According to the facts underlying this Decision, Accused A, who was prosecuted, and Accused B (who was not prosecuted since he had deceased) in another matter had been singing songs at a KTV store with their friends in 2002 with B possessing two standard pistols and two modified pistols. When B was firing the guns as he pleased after drinking, the KTV store called the police. Meanwhile, B handed over the standard pistols to A. Later when the police breached the facility, Police Officer C was shot and killed by A and this constituted homicide. The original decision convicted A based on evidence such as his statement. After Accused A and the prosecution motioned for retrial, the court granted and conducted the retrial.
According to the Decision, if the first confession of the Accused was obtained by investigators (prosecutors) by improper means, such confession shall not be admissible evidence for a lack of arbitrariness. Subsequently, different investigators (prosecutors) conducted another interrogation and obtained the second confession of the Accused without improper means. Therefore, whether the second confession should be excluded would depend on whether the impact of the non-arbitrariness of the first confession on the second confession can be excluded. This is known as the continuous effect of non-arbitrary confession in academic theories. To wit, the unjustified method for obtaining the first confession was the cause, while the second confession was the effect. If the two have a causal relationship as determined through observation of the objective circumstances of individual cases, the second confession should be excluded. Otherwise, it would have evidentiary effect.

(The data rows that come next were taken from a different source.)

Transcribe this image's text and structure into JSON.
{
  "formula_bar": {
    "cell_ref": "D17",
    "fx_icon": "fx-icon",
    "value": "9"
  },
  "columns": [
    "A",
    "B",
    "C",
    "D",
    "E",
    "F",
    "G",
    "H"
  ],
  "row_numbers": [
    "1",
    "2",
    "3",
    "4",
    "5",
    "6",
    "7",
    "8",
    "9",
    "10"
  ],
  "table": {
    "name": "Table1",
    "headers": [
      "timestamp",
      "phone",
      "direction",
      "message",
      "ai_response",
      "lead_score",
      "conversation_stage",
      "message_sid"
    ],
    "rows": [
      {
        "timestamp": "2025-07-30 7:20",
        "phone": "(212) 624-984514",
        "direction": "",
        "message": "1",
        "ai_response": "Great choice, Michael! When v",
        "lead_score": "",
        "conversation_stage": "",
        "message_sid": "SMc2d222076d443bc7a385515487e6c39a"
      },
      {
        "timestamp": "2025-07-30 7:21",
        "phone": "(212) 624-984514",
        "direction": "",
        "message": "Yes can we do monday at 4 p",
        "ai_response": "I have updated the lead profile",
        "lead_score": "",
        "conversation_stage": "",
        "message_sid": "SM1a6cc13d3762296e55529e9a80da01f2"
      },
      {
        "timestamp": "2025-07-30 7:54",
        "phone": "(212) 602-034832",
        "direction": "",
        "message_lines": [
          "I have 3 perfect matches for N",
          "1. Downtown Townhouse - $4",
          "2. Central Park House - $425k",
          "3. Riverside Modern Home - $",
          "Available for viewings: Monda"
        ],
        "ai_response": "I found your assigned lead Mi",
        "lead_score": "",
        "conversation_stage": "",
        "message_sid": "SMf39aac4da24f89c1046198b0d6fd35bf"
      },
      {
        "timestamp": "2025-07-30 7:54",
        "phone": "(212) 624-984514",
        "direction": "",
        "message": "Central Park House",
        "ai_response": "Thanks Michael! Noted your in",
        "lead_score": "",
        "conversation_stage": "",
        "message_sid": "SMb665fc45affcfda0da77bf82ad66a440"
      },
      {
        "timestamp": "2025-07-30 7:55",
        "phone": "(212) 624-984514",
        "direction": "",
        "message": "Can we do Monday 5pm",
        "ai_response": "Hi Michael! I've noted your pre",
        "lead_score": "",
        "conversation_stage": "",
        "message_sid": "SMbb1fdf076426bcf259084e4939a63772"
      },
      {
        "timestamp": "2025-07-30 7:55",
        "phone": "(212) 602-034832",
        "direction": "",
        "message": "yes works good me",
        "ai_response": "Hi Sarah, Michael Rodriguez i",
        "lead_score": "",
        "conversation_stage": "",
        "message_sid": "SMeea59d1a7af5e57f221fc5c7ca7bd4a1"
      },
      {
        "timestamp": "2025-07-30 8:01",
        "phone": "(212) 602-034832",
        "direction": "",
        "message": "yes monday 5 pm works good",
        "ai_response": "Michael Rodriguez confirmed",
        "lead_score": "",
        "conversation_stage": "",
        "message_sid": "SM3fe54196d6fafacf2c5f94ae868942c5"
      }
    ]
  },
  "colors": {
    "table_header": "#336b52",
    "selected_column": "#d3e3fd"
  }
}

It was further pointed out in the Decision that the statement drafted by Accused A was prepared after he was tortured for confession. Accused A also gave his confession during police interrogation. Although Accused A also confessed his crime during the prosecutor’s investigation at Fengyuan Hospital, not in the Criminal Division of Fengyuan Precinct, still Accused A was interrogated by the prosecutor on the same day shortly after the police interrogation with a very short interval between the two interrogations. In addition, when Accused A was treated at Fengyuan Hospital, police officers were always present to guard and control the site. Therefore, the pressure from the previous improper police torture on him still existed. In addition, when interrogated by the prosecutor, he had not confessed his crime from the very beginning until the transcript of his police interrogation was shown to him by the prosecutor. Even so, he still stated: “I did not specifically aim at the head of the police officer when I fired the gun,” which is different from his statement given during the police interrogation that he fired at the “head” of the police officer. He also stated that the pistols he had fired were counterfeit rather than standard and requested the prosecutors to examine these pistols. This shows that he confessed with reservation, and that Accused A’s confession before the prosecutor was affected by continued pressure from improper police torture, not out of arbitrariness. Therefore, the confession should be excluded and should not serve as evidence for his conviction.
Relevant evidence and examination results were further considered in this Decision, which held that C had been shot to death by B with a standard pistol firing at C three times, and that C’s death was not caused by Accused A’s firing. Therefore, the original decision was reversed and a decision was rendered to exonerate Accused A.